Exercise inputs »
════════

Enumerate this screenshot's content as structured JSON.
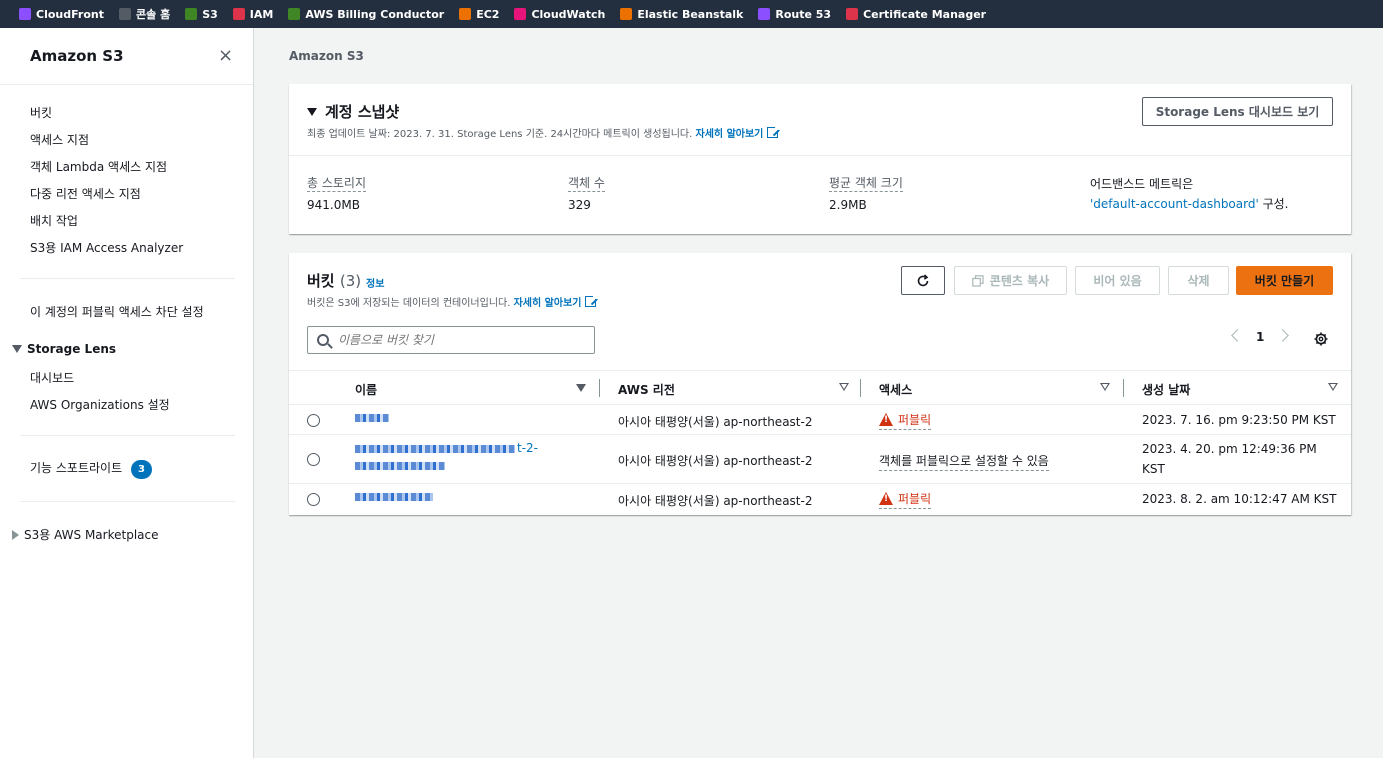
{
  "favorites": [
    {
      "label": "CloudFront",
      "color": "#8c4fff"
    },
    {
      "label": "콘솔 홈",
      "color": "#545b64"
    },
    {
      "label": "S3",
      "color": "#3f8624"
    },
    {
      "label": "IAM",
      "color": "#dd344c"
    },
    {
      "label": "AWS Billing Conductor",
      "color": "#3f8624"
    },
    {
      "label": "EC2",
      "color": "#ed7100"
    },
    {
      "label": "CloudWatch",
      "color": "#e7157b"
    },
    {
      "label": "Elastic Beanstalk",
      "color": "#ed7100"
    },
    {
      "label": "Route 53",
      "color": "#8c4fff"
    },
    {
      "label": "Certificate Manager",
      "color": "#dd344c"
    }
  ],
  "sidebar": {
    "title": "Amazon S3",
    "close_icon": "×",
    "items": [
      "버킷",
      "액세스 지점",
      "객체 Lambda 액세스 지점",
      "다중 리전 액세스 지점",
      "배치 작업",
      "S3용 IAM Access Analyzer"
    ],
    "block_public": "이 계정의 퍼블릭 액세스 차단 설정",
    "storage_lens": {
      "label": "Storage Lens",
      "items": [
        "대시보드",
        "AWS Organizations 설정"
      ]
    },
    "feature_spotlight": {
      "label": "기능 스포트라이트",
      "badge": "3"
    },
    "marketplace": "S3용 AWS Marketplace"
  },
  "breadcrumb": "Amazon S3",
  "snapshot": {
    "title": "계정 스냅샷",
    "desc": "최종 업데이트 날짜: 2023. 7. 31. Storage Lens 기준. 24시간마다 메트릭이 생성됩니다.",
    "learn_more": "자세히 알아보기",
    "dashboard_button": "Storage Lens 대시보드 보기",
    "metrics": [
      {
        "label": "총 스토리지",
        "value": "941.0MB"
      },
      {
        "label": "객체 수",
        "value": "329"
      },
      {
        "label": "평균 객체 크기",
        "value": "2.9MB"
      }
    ],
    "advanced_prefix": "어드밴스드 메트릭은",
    "advanced_link": "'default-account-dashboard'",
    "advanced_suffix": " 구성."
  },
  "buckets": {
    "title": "버킷",
    "count": "(3)",
    "info": "정보",
    "desc": "버킷은 S3에 저장되는 데이터의 컨테이너입니다.",
    "learn_more": "자세히 알아보기",
    "buttons": {
      "copy_arn": "콘텐츠 복사",
      "empty": "비어 있음",
      "delete": "삭제",
      "create": "버킷 만들기"
    },
    "search_placeholder": "이름으로 버킷 찾기",
    "page": "1",
    "columns": [
      "이름",
      "AWS 리전",
      "액세스",
      "생성 날짜"
    ],
    "rows": [
      {
        "region": "아시아 태평양(서울) ap-northeast-2",
        "access": "퍼블릭",
        "created": "2023. 7. 16. pm 9:23:50 PM KST",
        "public": true
      },
      {
        "name_suffix": "t-2-",
        "region": "아시아 태평양(서울) ap-northeast-2",
        "access": "객체를 퍼블릭으로 설정할 수 있음",
        "created_line1": "2023. 4. 20. pm 12:49:36 PM",
        "created_line2": "KST",
        "public": false
      },
      {
        "region": "아시아 태평양(서울) ap-northeast-2",
        "access": "퍼블릭",
        "created": "2023. 8. 2. am 10:12:47 AM KST",
        "public": true
      }
    ]
  }
}
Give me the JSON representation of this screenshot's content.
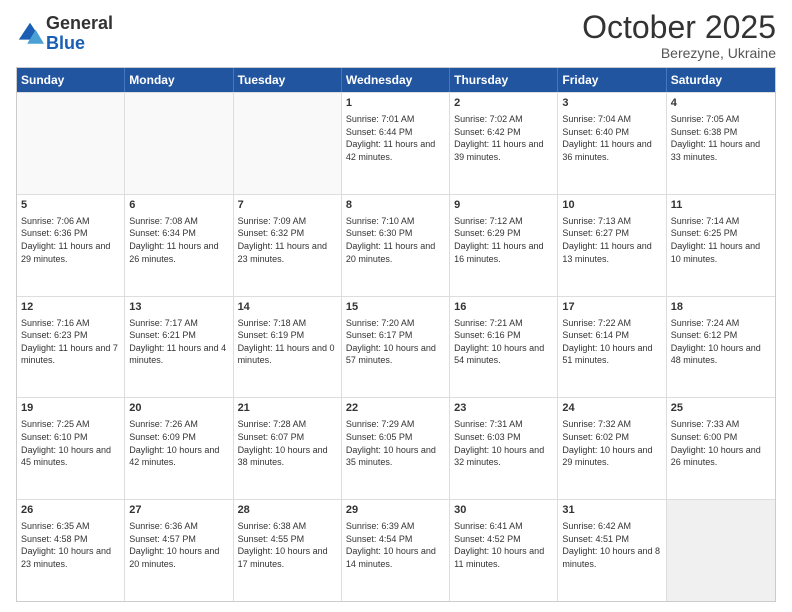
{
  "logo": {
    "general": "General",
    "blue": "Blue"
  },
  "title": "October 2025",
  "location": "Berezyne, Ukraine",
  "days": [
    "Sunday",
    "Monday",
    "Tuesday",
    "Wednesday",
    "Thursday",
    "Friday",
    "Saturday"
  ],
  "rows": [
    [
      {
        "day": "",
        "info": ""
      },
      {
        "day": "",
        "info": ""
      },
      {
        "day": "",
        "info": ""
      },
      {
        "day": "1",
        "info": "Sunrise: 7:01 AM\nSunset: 6:44 PM\nDaylight: 11 hours and 42 minutes."
      },
      {
        "day": "2",
        "info": "Sunrise: 7:02 AM\nSunset: 6:42 PM\nDaylight: 11 hours and 39 minutes."
      },
      {
        "day": "3",
        "info": "Sunrise: 7:04 AM\nSunset: 6:40 PM\nDaylight: 11 hours and 36 minutes."
      },
      {
        "day": "4",
        "info": "Sunrise: 7:05 AM\nSunset: 6:38 PM\nDaylight: 11 hours and 33 minutes."
      }
    ],
    [
      {
        "day": "5",
        "info": "Sunrise: 7:06 AM\nSunset: 6:36 PM\nDaylight: 11 hours and 29 minutes."
      },
      {
        "day": "6",
        "info": "Sunrise: 7:08 AM\nSunset: 6:34 PM\nDaylight: 11 hours and 26 minutes."
      },
      {
        "day": "7",
        "info": "Sunrise: 7:09 AM\nSunset: 6:32 PM\nDaylight: 11 hours and 23 minutes."
      },
      {
        "day": "8",
        "info": "Sunrise: 7:10 AM\nSunset: 6:30 PM\nDaylight: 11 hours and 20 minutes."
      },
      {
        "day": "9",
        "info": "Sunrise: 7:12 AM\nSunset: 6:29 PM\nDaylight: 11 hours and 16 minutes."
      },
      {
        "day": "10",
        "info": "Sunrise: 7:13 AM\nSunset: 6:27 PM\nDaylight: 11 hours and 13 minutes."
      },
      {
        "day": "11",
        "info": "Sunrise: 7:14 AM\nSunset: 6:25 PM\nDaylight: 11 hours and 10 minutes."
      }
    ],
    [
      {
        "day": "12",
        "info": "Sunrise: 7:16 AM\nSunset: 6:23 PM\nDaylight: 11 hours and 7 minutes."
      },
      {
        "day": "13",
        "info": "Sunrise: 7:17 AM\nSunset: 6:21 PM\nDaylight: 11 hours and 4 minutes."
      },
      {
        "day": "14",
        "info": "Sunrise: 7:18 AM\nSunset: 6:19 PM\nDaylight: 11 hours and 0 minutes."
      },
      {
        "day": "15",
        "info": "Sunrise: 7:20 AM\nSunset: 6:17 PM\nDaylight: 10 hours and 57 minutes."
      },
      {
        "day": "16",
        "info": "Sunrise: 7:21 AM\nSunset: 6:16 PM\nDaylight: 10 hours and 54 minutes."
      },
      {
        "day": "17",
        "info": "Sunrise: 7:22 AM\nSunset: 6:14 PM\nDaylight: 10 hours and 51 minutes."
      },
      {
        "day": "18",
        "info": "Sunrise: 7:24 AM\nSunset: 6:12 PM\nDaylight: 10 hours and 48 minutes."
      }
    ],
    [
      {
        "day": "19",
        "info": "Sunrise: 7:25 AM\nSunset: 6:10 PM\nDaylight: 10 hours and 45 minutes."
      },
      {
        "day": "20",
        "info": "Sunrise: 7:26 AM\nSunset: 6:09 PM\nDaylight: 10 hours and 42 minutes."
      },
      {
        "day": "21",
        "info": "Sunrise: 7:28 AM\nSunset: 6:07 PM\nDaylight: 10 hours and 38 minutes."
      },
      {
        "day": "22",
        "info": "Sunrise: 7:29 AM\nSunset: 6:05 PM\nDaylight: 10 hours and 35 minutes."
      },
      {
        "day": "23",
        "info": "Sunrise: 7:31 AM\nSunset: 6:03 PM\nDaylight: 10 hours and 32 minutes."
      },
      {
        "day": "24",
        "info": "Sunrise: 7:32 AM\nSunset: 6:02 PM\nDaylight: 10 hours and 29 minutes."
      },
      {
        "day": "25",
        "info": "Sunrise: 7:33 AM\nSunset: 6:00 PM\nDaylight: 10 hours and 26 minutes."
      }
    ],
    [
      {
        "day": "26",
        "info": "Sunrise: 6:35 AM\nSunset: 4:58 PM\nDaylight: 10 hours and 23 minutes."
      },
      {
        "day": "27",
        "info": "Sunrise: 6:36 AM\nSunset: 4:57 PM\nDaylight: 10 hours and 20 minutes."
      },
      {
        "day": "28",
        "info": "Sunrise: 6:38 AM\nSunset: 4:55 PM\nDaylight: 10 hours and 17 minutes."
      },
      {
        "day": "29",
        "info": "Sunrise: 6:39 AM\nSunset: 4:54 PM\nDaylight: 10 hours and 14 minutes."
      },
      {
        "day": "30",
        "info": "Sunrise: 6:41 AM\nSunset: 4:52 PM\nDaylight: 10 hours and 11 minutes."
      },
      {
        "day": "31",
        "info": "Sunrise: 6:42 AM\nSunset: 4:51 PM\nDaylight: 10 hours and 8 minutes."
      },
      {
        "day": "",
        "info": ""
      }
    ]
  ]
}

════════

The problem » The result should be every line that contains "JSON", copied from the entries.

Reply to the task »
Enumerate this screenshot's content as structured JSON.
Give me the JSON representation of this screenshot's content.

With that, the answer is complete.